Posts Tagged ‘Orkney Islands’

Archaeologists Find 4,000 year old Stone Sculptures in Orkney

December 14, 2019

A non-political story now, which fascinates me as an archaeologist. Tuesday’s edition of the I carried a story by Chris Green that archaeologists in Orkney had uncovered a number of roughly humanlike sculptures. The article ran

Nine human-like stone sculptures believed to be more than 4,000 years old have been discovered during the construction of a new electricity substation in Orkney.

Archaeologists working at the site near Finstown said that each of the “amazing” carvings, which are 50 cm tall, appeared to have shoulders, neck and what looks like a head.

While similar sculptures have been found in the area before, the discovery of so many in one place is unprecedented and may help shine a light on the prehistory of the islands.

Sean Bell, of Orca Archaeology, which made the discovery, said that whoever made the figures used a technique known as “pecking”, involving chipping away flakes of stone with a pointed tool. 

There have been suggestions that during the Neolithic and Bronze Age Orkney was an important religious centre for the British Isles.
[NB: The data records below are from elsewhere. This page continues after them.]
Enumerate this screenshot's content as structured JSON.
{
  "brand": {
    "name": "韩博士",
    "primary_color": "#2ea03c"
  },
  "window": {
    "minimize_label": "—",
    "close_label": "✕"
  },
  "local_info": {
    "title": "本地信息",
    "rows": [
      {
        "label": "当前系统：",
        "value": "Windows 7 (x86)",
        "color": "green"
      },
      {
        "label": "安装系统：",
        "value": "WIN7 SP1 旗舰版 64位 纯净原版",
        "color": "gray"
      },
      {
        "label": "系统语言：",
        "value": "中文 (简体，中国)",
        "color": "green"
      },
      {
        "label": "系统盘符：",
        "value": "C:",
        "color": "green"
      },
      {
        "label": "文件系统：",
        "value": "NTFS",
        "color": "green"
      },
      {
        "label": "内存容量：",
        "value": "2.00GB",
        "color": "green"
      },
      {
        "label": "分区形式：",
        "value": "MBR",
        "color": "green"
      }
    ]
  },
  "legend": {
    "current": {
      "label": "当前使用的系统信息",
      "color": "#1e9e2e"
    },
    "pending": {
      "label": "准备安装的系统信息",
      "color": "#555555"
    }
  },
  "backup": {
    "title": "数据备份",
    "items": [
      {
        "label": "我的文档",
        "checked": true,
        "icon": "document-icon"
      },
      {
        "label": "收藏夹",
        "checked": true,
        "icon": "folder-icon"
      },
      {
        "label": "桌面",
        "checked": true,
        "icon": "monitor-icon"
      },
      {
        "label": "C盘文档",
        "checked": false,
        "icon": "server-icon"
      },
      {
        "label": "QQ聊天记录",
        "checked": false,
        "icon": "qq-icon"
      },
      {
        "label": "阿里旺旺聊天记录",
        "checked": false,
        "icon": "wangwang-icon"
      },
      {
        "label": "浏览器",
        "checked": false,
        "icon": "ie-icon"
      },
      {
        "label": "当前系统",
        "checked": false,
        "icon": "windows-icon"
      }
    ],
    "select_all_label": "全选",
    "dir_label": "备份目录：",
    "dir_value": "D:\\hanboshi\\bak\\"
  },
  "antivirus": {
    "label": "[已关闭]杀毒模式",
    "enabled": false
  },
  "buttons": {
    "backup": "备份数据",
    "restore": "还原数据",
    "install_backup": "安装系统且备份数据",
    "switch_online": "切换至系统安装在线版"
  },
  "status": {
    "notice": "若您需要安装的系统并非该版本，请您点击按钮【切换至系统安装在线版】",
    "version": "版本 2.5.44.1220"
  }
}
The discovery of these sculptures may reinforce this, as they could be representations of the gods or ancestors.

The sculptures themselves are quite rough, almost abstract in their depiction of the human body. Here’s my drawing of what they look like. The photograph in the paper is too small really to be reproduced.

Still, no matter how crude they look to our eyes, they are an important find for researchers of ancient art, and an important landmark in its development in the British Isles.